* YOUR INSTRUCTIONS *
The answer must be every line of the data that holds the word "devices".

* Collection entries *
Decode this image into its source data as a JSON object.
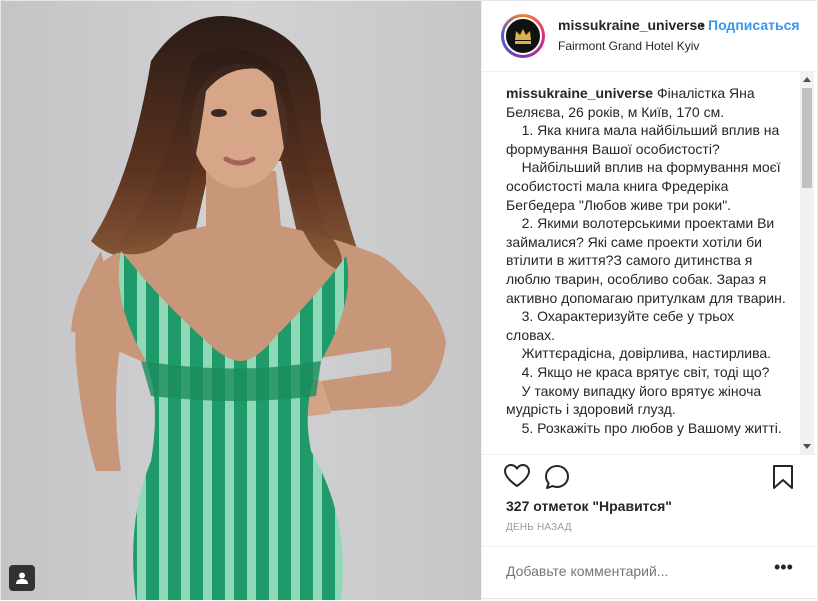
{
  "header": {
    "username": "missukraine_universe",
    "separator": "•",
    "follow_label": "Подписаться",
    "location": "Fairmont Grand Hotel Kyiv"
  },
  "caption": {
    "username": "missukraine_universe",
    "text": " Фіналістка Яна Беляєва, 26 років, м Київ, 170 см.\n    1. Яка книга мала найбільший вплив на формування Вашої особистості?\n    Найбільший вплив на формування моєї особистості мала книга Фредеріка Бегбедера \"Любов живе три роки\".\n    2. Якими волотерськими проектами Ви займалися? Які саме проекти хотіли би втілити в життя?З самого дитинства я люблю тварин, особливо собак. Зараз я активно допомагаю притулкам для тварин.\n    3. Охарактеризуйте себе у трьох словах.\n    Життєрадісна, довірлива, настирлива.\n    4. Якщо не краса врятує світ, тоді що?\n    У такому випадку його врятує жіноча мудрість і здоровий глузд.\n    5. Розкажіть про любов у Вашому житті."
  },
  "likes": "327 отметок \"Нравится\"",
  "time": "ДЕНЬ НАЗАД",
  "comment": {
    "placeholder": "Добавьте комментарий...",
    "more": "•••"
  },
  "icons": {
    "like": "heart-icon",
    "comment": "comment-icon",
    "save": "bookmark-icon",
    "tag": "user-tag-icon",
    "avatar": "crown-logo"
  },
  "colors": {
    "follow": "#3897f0",
    "dress": "#2aa874",
    "background": "#c9c9cb"
  }
}
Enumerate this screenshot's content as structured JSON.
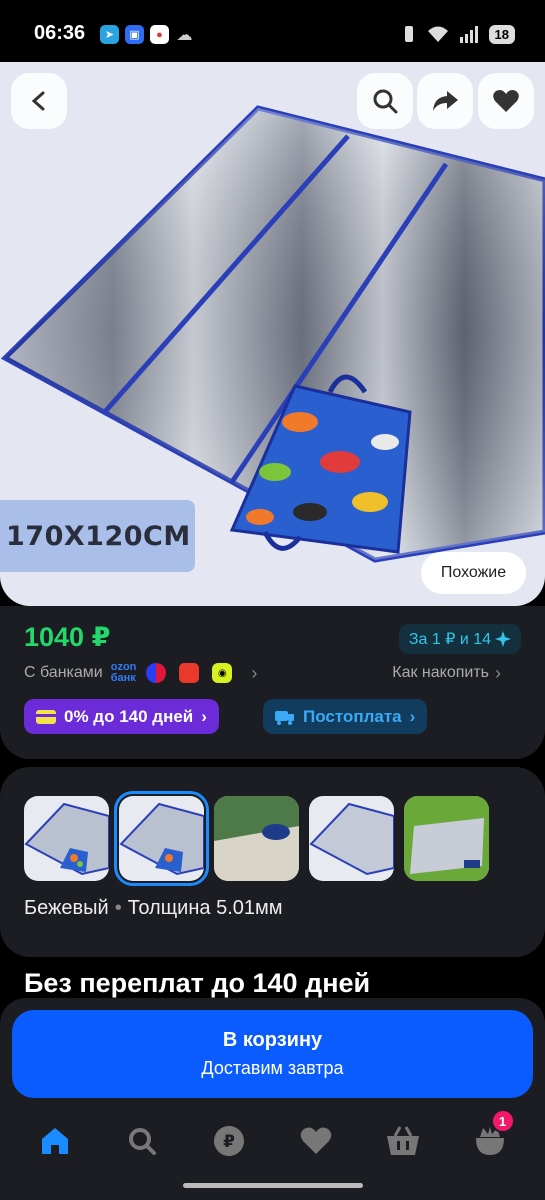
{
  "status_bar": {
    "time": "06:36",
    "battery": "18",
    "left_icons": [
      "telegram-icon",
      "max-icon",
      "vk-icon",
      "cloud-icon"
    ],
    "right_icons": [
      "vibrate-icon",
      "wifi-icon",
      "signal-icon",
      "battery-icon"
    ]
  },
  "hero": {
    "size_label": "170X120CM",
    "similar_label": "Похожие",
    "buttons": [
      "back-icon",
      "search-icon",
      "share-icon",
      "favorite-icon"
    ]
  },
  "pricing": {
    "price": "1040 ₽",
    "bonus": "За 1 ₽ и 14",
    "banks_label": "С банками",
    "ozon_bank_line1": "ozon",
    "ozon_bank_line2": "банк",
    "save_link": "Как накопить",
    "installment": "0% до 140 дней",
    "postpay": "Постоплата"
  },
  "variants": {
    "color": "Бежевый",
    "thickness": "Толщина 5.01мм",
    "selected_index": 1
  },
  "promo_title": "Без переплат до 140 дней",
  "cart": {
    "button": "В корзину",
    "delivery": "Доставим завтра"
  },
  "nav": {
    "items": [
      "home-icon",
      "search-icon",
      "ruble-icon",
      "favorites-icon",
      "cart-icon",
      "profile-icon"
    ],
    "profile_badge": "1"
  },
  "colors": {
    "price": "#24d76b",
    "accent_blue": "#0b5cff",
    "installment_purple": "#6c2bd9",
    "badge_pink": "#f2186a"
  }
}
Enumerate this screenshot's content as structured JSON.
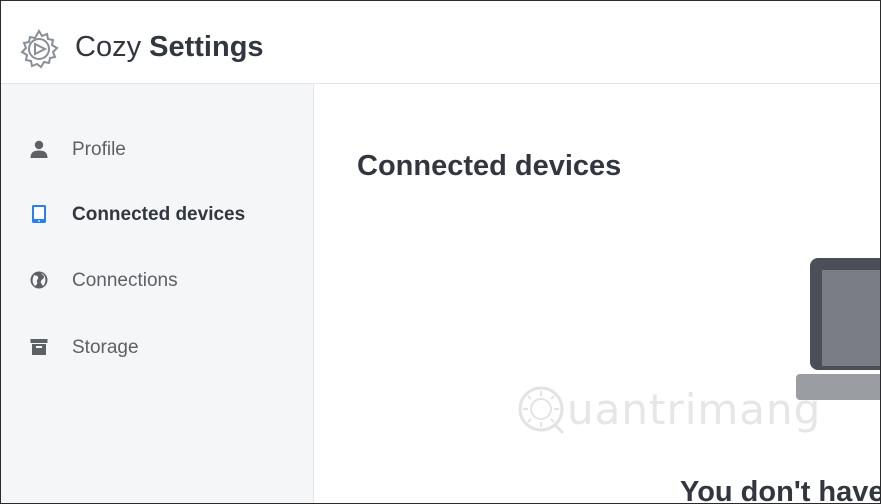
{
  "header": {
    "app_name_light": "Cozy",
    "app_name_bold": "Settings",
    "logo_icon": "gear-icon"
  },
  "sidebar": {
    "items": [
      {
        "label": "Profile",
        "icon": "user-icon",
        "active": false
      },
      {
        "label": "Connected devices",
        "icon": "tablet-icon",
        "active": true
      },
      {
        "label": "Connections",
        "icon": "globe-icon",
        "active": false
      },
      {
        "label": "Storage",
        "icon": "archive-icon",
        "active": false
      }
    ]
  },
  "main": {
    "title": "Connected devices",
    "empty_message": "You don't have",
    "illustration": "laptop-illustration"
  },
  "watermark": {
    "text": "uantrimang",
    "icon": "watermark-logo-icon"
  },
  "colors": {
    "accent": "#297ef2",
    "text_dark": "#32363f",
    "text_muted": "#5d6165",
    "sidebar_bg": "#f5f6f7",
    "icon_grey": "#5d6165"
  }
}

* ANSWER FOR THE TASK *
        "label": "Connected devices",
    "title": "Connected devices",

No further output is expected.